About Southern Poverty Law Center: The Southern Poverty Law Center, based in Alabama with offices in Florida, Georgia, Louisiana, Mississippi and Washington, D.C., is a nonprofit civil rights organization dedicated to fighting hate and bigotry, and to seeking justice for the most vulnerable members of society. For more information, visit www.splcenter.org.
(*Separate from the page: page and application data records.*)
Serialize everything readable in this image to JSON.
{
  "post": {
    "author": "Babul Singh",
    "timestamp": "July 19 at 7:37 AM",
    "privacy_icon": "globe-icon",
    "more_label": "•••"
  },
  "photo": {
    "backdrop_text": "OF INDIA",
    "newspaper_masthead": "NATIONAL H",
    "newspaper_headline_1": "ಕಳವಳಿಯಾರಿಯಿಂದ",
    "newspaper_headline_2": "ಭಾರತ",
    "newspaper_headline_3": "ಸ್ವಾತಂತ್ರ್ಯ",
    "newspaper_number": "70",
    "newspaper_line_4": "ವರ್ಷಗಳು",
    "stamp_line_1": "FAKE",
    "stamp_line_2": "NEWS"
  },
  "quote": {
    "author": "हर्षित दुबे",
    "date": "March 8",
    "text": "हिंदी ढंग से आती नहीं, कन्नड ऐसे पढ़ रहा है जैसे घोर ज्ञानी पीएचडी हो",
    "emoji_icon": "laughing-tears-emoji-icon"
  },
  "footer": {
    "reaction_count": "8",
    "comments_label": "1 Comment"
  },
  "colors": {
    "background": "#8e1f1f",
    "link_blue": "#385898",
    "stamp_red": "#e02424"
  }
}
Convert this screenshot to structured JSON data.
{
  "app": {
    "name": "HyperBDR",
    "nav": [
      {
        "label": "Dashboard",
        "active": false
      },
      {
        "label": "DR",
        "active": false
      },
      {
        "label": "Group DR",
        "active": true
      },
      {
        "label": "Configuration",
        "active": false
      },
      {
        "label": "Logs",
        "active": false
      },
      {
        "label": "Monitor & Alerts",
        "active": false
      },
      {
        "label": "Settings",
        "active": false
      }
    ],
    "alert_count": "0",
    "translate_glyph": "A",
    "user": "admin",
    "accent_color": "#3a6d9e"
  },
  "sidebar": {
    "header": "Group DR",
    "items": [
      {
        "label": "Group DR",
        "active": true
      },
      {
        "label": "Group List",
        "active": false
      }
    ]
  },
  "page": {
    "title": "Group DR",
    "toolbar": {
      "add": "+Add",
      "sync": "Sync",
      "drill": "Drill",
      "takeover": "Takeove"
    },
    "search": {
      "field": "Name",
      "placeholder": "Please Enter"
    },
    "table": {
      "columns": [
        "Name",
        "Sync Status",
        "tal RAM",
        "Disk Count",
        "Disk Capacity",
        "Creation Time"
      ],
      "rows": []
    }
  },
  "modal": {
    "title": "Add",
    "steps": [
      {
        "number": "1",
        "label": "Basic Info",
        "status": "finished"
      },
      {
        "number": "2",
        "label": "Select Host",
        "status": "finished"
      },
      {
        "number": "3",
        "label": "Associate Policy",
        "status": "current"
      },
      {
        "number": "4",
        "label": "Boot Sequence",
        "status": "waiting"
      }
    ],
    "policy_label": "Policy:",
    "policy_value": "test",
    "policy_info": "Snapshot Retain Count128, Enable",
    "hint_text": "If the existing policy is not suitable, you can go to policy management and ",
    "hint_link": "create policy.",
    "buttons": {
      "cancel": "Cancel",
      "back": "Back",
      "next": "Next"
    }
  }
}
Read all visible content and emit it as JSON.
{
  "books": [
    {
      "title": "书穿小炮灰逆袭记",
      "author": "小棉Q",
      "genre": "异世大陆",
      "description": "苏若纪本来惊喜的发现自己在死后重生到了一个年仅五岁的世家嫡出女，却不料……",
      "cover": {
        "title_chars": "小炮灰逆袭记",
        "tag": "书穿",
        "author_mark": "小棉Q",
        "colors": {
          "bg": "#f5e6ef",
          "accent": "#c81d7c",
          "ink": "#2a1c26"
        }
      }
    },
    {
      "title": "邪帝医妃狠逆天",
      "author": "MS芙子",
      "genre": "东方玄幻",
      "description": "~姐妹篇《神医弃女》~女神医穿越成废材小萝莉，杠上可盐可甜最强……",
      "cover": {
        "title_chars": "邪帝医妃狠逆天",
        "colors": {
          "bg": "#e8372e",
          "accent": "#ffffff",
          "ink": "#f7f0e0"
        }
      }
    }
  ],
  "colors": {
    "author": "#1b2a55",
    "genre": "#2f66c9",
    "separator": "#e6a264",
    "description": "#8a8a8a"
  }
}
About Children’s Rights: Every day, children are harmed in America’s broken child welfare, juvenile justice, education, and healthcare systems. Through relentless strategic advocacy and legal action, we hold governments accountable for keeping kids safe and healthy. Children’s Rights, a national non-profit organization, has made a lasting impact for hundreds of thousands of vulnerable children. For more information, please visit www.childrensrights.org.